The increased number of rhino poaching cases in the KwaZulu-Natal, according to KZN Tourism and Environmental Affairs, is due to alleged coordination between criminal syndicates and conservationists.
In 2020, 93 rhinos were poached in KwaZulu-Natal parks, compared to 102 the previous year. Since January, 106 rhinos have been poached.
While the security forces are responding and more rangers are being deployed, only co-ordinated provincial, national, and international responses will have a long-term impact.
“My department has been tasked by the premier with processing and implementing the recommendations of the Task Team on Rhino Poaching in KwaZulu-Natal’s report, which is still in progress,” said KZN MEC for Economic Development, Tourism and Environmental Affairs, Ravi Pillay.
“It is my considered view that releasing the report into the public realm at this time will not be in the public’s best interest. Indeed, the writers classify key sections of the study because of the sensitive nature of its implications for future investigations. The report’s main points are being discussed, and a multi-disciplinary approach will be required by Ezemvelo KZN Wildlife, the National Department of Environmental Affairs, SAPS, NPA, and State Security,” Pillay added.
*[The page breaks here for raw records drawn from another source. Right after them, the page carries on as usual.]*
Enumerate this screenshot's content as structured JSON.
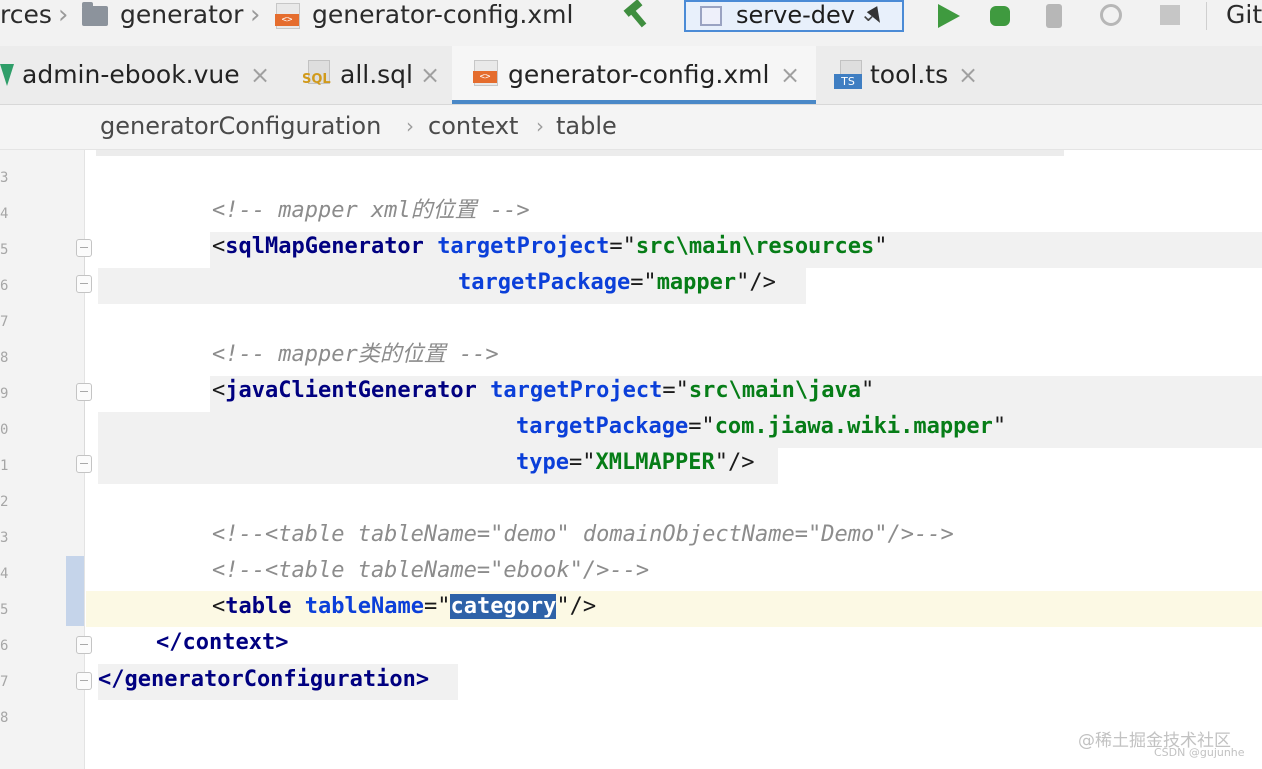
{
  "nav": {
    "crumbs": [
      "rces",
      "generator",
      "generator-config.xml"
    ],
    "xml_badge": "<>",
    "run_config": "serve-dev",
    "git_label": "Git"
  },
  "tabs": [
    {
      "label": "admin-ebook.vue",
      "icon": "vue-icon",
      "active": false
    },
    {
      "label": "all.sql",
      "icon": "sql-file-icon",
      "icon_text": "SQL",
      "active": false
    },
    {
      "label": "generator-config.xml",
      "icon": "xml-file-icon",
      "icon_text": "<>",
      "active": true
    },
    {
      "label": "tool.ts",
      "icon": "ts-file-icon",
      "icon_text": "TS",
      "active": false
    }
  ],
  "tab_close": "×",
  "breadcrumb": {
    "items": [
      "generatorConfiguration",
      "context",
      "table"
    ],
    "separator": "›"
  },
  "code": {
    "comment_sql_map": "<!-- mapper xml的位置 -->",
    "sqlmap_tag": "sqlMapGenerator",
    "target_project_attr": "targetProject",
    "target_package_attr": "targetPackage",
    "type_attr": "type",
    "table_name_attr": "tableName",
    "sqlmap_project": "src\\main\\resources",
    "sqlmap_package": "mapper",
    "comment_java_client": "<!-- mapper类的位置 -->",
    "javaclient_tag": "javaClientGenerator",
    "javaclient_project": "src\\main\\java",
    "javaclient_package": "com.jiawa.wiki.mapper",
    "javaclient_type": "XMLMAPPER",
    "comment_table_demo": "<!--<table tableName=\"demo\" domainObjectName=\"Demo\"/>-->",
    "comment_table_ebook": "<!--<table tableName=\"ebook\"/>-->",
    "table_tag": "table",
    "table_value": "category",
    "close_context": "</context>",
    "close_root": "</generatorConfiguration>"
  },
  "watermark": {
    "line1": "@稀土掘金技术社区",
    "line2": "CSDN @gujunhe"
  },
  "colors": {
    "tag": "#000080",
    "attribute": "#0b3fd9",
    "string": "#067d17",
    "comment": "#8c8c8c",
    "selection": "#2e62a8",
    "active_tab_underline": "#4a88c7"
  }
}
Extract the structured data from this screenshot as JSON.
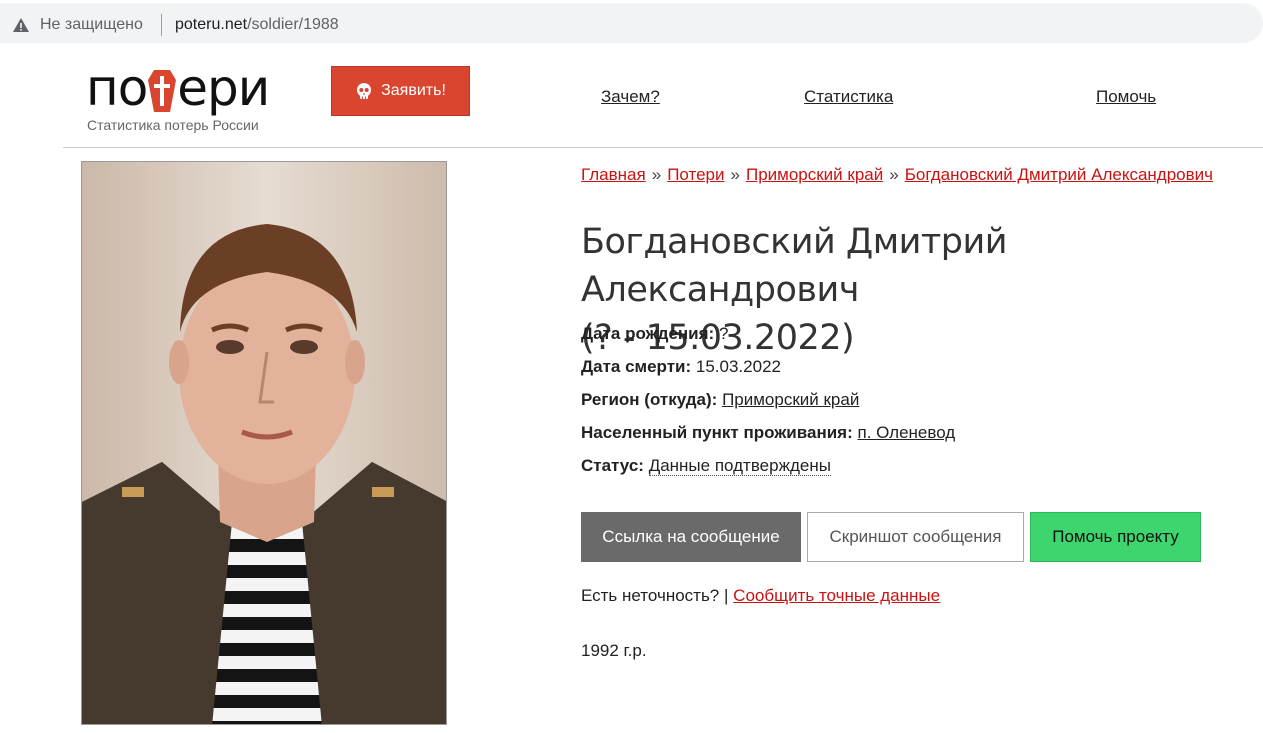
{
  "browser": {
    "security_label": "Не защищено",
    "url_host": "poteru.net",
    "url_path": "/soldier/1988"
  },
  "header": {
    "logo_prefix": "по",
    "logo_suffix": "ери",
    "logo_subtitle": "Статистика потерь России",
    "report_button": "Заявить!",
    "nav": [
      "Зачем?",
      "Статистика",
      "Помочь"
    ],
    "accent_color": "#d9452e"
  },
  "breadcrumb": {
    "items": [
      "Главная",
      "Потери",
      "Приморский край",
      "Богдановский Дмитрий Александрович"
    ],
    "separator": "»"
  },
  "person": {
    "name": "Богдановский Дмитрий Александрович",
    "dates": "(? - 15.03.2022)",
    "fields": [
      {
        "label": "Дата рождения:",
        "value": "?"
      },
      {
        "label": "Дата смерти:",
        "value": "15.03.2022"
      },
      {
        "label": "Регион (откуда):",
        "value": "Приморский край"
      },
      {
        "label": "Населенный пункт проживания:",
        "value": "п. Оленевод"
      },
      {
        "label": "Статус:",
        "value": "Данные подтверждены"
      }
    ],
    "note": "1992 г.р."
  },
  "actions": {
    "link_button": "Ссылка на сообщение",
    "screenshot_button": "Скриншот сообщения",
    "help_button": "Помочь проекту"
  },
  "correction": {
    "question": "Есть неточность?",
    "separator": "|",
    "link": "Сообщить точные данные"
  }
}
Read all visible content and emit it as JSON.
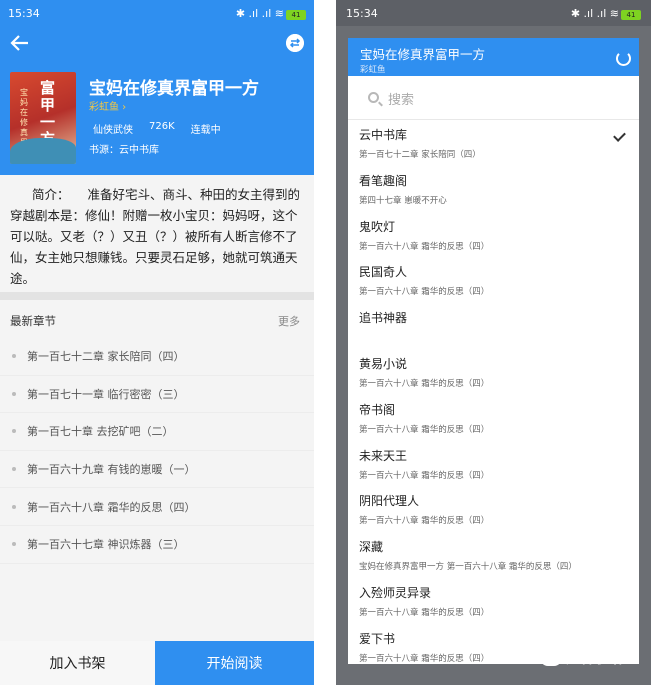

There is evidence of co-ordination between criminal syndicates and individuals in charge of environmental protection.
According to Pillay, a new board of directors is set to be announced soon. The procedure would have ended last month if not for the latest KwaZulu-Natal floods.
The new board’s appointment will be a watershed moment in Ezemvelo KZN Wildlife’s institutional recovery and anti-poaching activities.
“In the meantime, rhino poaching remains a high-priority crime, with the support of the SAPS’s highest levels, including the provincial commissioner,” he concluded.